- 73% of B2B marketing professionals say that video has positively impacted marketing results (Reel SEO)
- 74% of marketers say video produces more conversions than other content (Vidyard)
- Enjoyment of video increases purchase intent by 97% and brand association by 139% (Unruly)
Now, what’s the first thing that comes to mind when you think of live streaming? The likely answer is live events. Streaming live events is a method of visual storytelling which allows consumers to interact with your brand, making them more likely to engage with it in the future. Product releases are one of the main ways that companies use live event streaming, but with a subscription to a great live streaming platform, it can be used literally any time your company or organization wishes to communicate with the general public with an unlimited potential reach.
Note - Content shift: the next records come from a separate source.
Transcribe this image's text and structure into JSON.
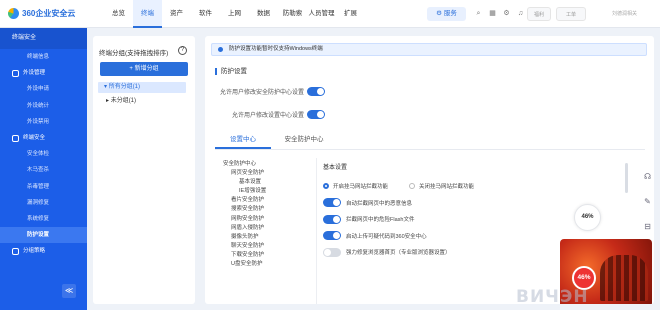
{
  "app": {
    "logo_text": "360企业安全云"
  },
  "topnav": {
    "items": [
      "总览",
      "终端",
      "资产",
      "软件",
      "上网",
      "数据",
      "防勒索",
      "人员管理",
      "扩展"
    ],
    "active_index": 1
  },
  "header": {
    "service_label": "服务",
    "badge_1": "福利",
    "badge_2": "工单",
    "user_text": "刘德润相关"
  },
  "sidebar": {
    "title": "终端安全",
    "items": [
      {
        "label": "终端信息",
        "type": "sub"
      },
      {
        "label": "外设管理",
        "type": "group"
      },
      {
        "label": "外设申请",
        "type": "sub"
      },
      {
        "label": "外设统计",
        "type": "sub"
      },
      {
        "label": "外设禁用",
        "type": "sub"
      },
      {
        "label": "终端安全",
        "type": "group"
      },
      {
        "label": "安全体检",
        "type": "sub"
      },
      {
        "label": "木马查杀",
        "type": "sub"
      },
      {
        "label": "杀毒管理",
        "type": "sub"
      },
      {
        "label": "漏洞修复",
        "type": "sub"
      },
      {
        "label": "系统修复",
        "type": "sub"
      },
      {
        "label": "防护设置",
        "type": "sub",
        "active": true
      },
      {
        "label": "分组策略",
        "type": "group"
      }
    ],
    "collapse_glyph": "≪"
  },
  "tree_panel": {
    "title": "终端分组(支持拖拽排序)",
    "add_button": "+ 新增分组",
    "root": "所有分组(1)",
    "child": "未分组(1)"
  },
  "main": {
    "notice": "防护设置功能暂时仅支持Windows终端",
    "section_title": "防护设置",
    "switches": [
      {
        "label": "允许用户修改安全防护中心设置",
        "on": true
      },
      {
        "label": "允许用户修改设置中心设置",
        "on": true
      }
    ],
    "tabs": [
      "设置中心",
      "安全防护中心"
    ],
    "active_tab": 0,
    "subtree": [
      "安全防护中心",
      "网页安全防护",
      "基本设置",
      "IE增强设置",
      "看片安全防护",
      "搜索安全防护",
      "网购安全防护",
      "网盾入侵防护",
      "摄像头防护",
      "聊天安全防护",
      "下载安全防护",
      "U盘安全防护"
    ],
    "settings": {
      "title": "基本设置",
      "radio_options": [
        "开启挂马网站拦截功能",
        "关闭挂马网站拦截功能"
      ],
      "radio_selected": 0,
      "rows": [
        {
          "label": "自动拦截网页中的恶意信息",
          "on": true
        },
        {
          "label": "拦截网页中的危险Flash文件",
          "on": true
        },
        {
          "label": "启动上传可疑代码到360安全中心",
          "on": true
        },
        {
          "label": "强力修复浏览器首页（专业版浏览器设置）",
          "on": false
        }
      ]
    }
  },
  "widget": {
    "percent_small": "46%",
    "percent_promo": "46%"
  },
  "rail_icons": [
    "headset-icon",
    "edit-icon",
    "collapse-icon"
  ],
  "watermark": "ВИЧЭН"
}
Consider the wild popularity of Fashion Week. The world of high fashion used to be inaccessible to many. In 2009, Alexander McQueen made the decision to livestream his Spring/Summer 2010 show at New York Fashion Week. It racked up 3.5 million views on YouTube, and next year, Marc Jacobs, Burberry, and Alexander Wang (among others) followed suit. Natalie Okupniak, executive producer of B Productions, believes this happened because brands began to see the potential of live streaming as a marketing event rather than just a trade vent. And she’s right—Russel Quy, president of B Productions’ streaming division, stated that they collect data, such as which looks were most popular in which countries as well as email addresses collected through live stream access portals, and bring that data back to brands. Marc Jacobs and Rebecca Minkoff make use of these tactics, which work even if you’re not a major fashion house.
Live streaming can also prove effective for employees of a brand and can be used to train company newcomers. Microsoft is one of many brands who have invested in video training for their employees, and in doing so, they claim to have avoided annual costs of $13.9 million, a ROI of over 500% on their investment in the training system. And they aren’t the only ones: thousands of companies have seen cost reductions by using live video for corporate communications. This includes meetings, presentations, proposals, conferences, and more. In a 2014 case study by Streaming Media, Eric Hards, manager of digital media services at Lockheed Martin, estimated that they were able to save $100,000 per live event. This is coming from an estimated travel cost of around $2,000 for each attendee of a two-day, minus the cost of facilities. Think about the savings!
Last but not least, the most obvious method: charging people to watch your video content. This can be done by using a streaming platform that offers pay-per-view or paywall options. Simply put, viewers can only access your stream upon payment. There are other methods, such as selling ad monetization or offering a subscription service.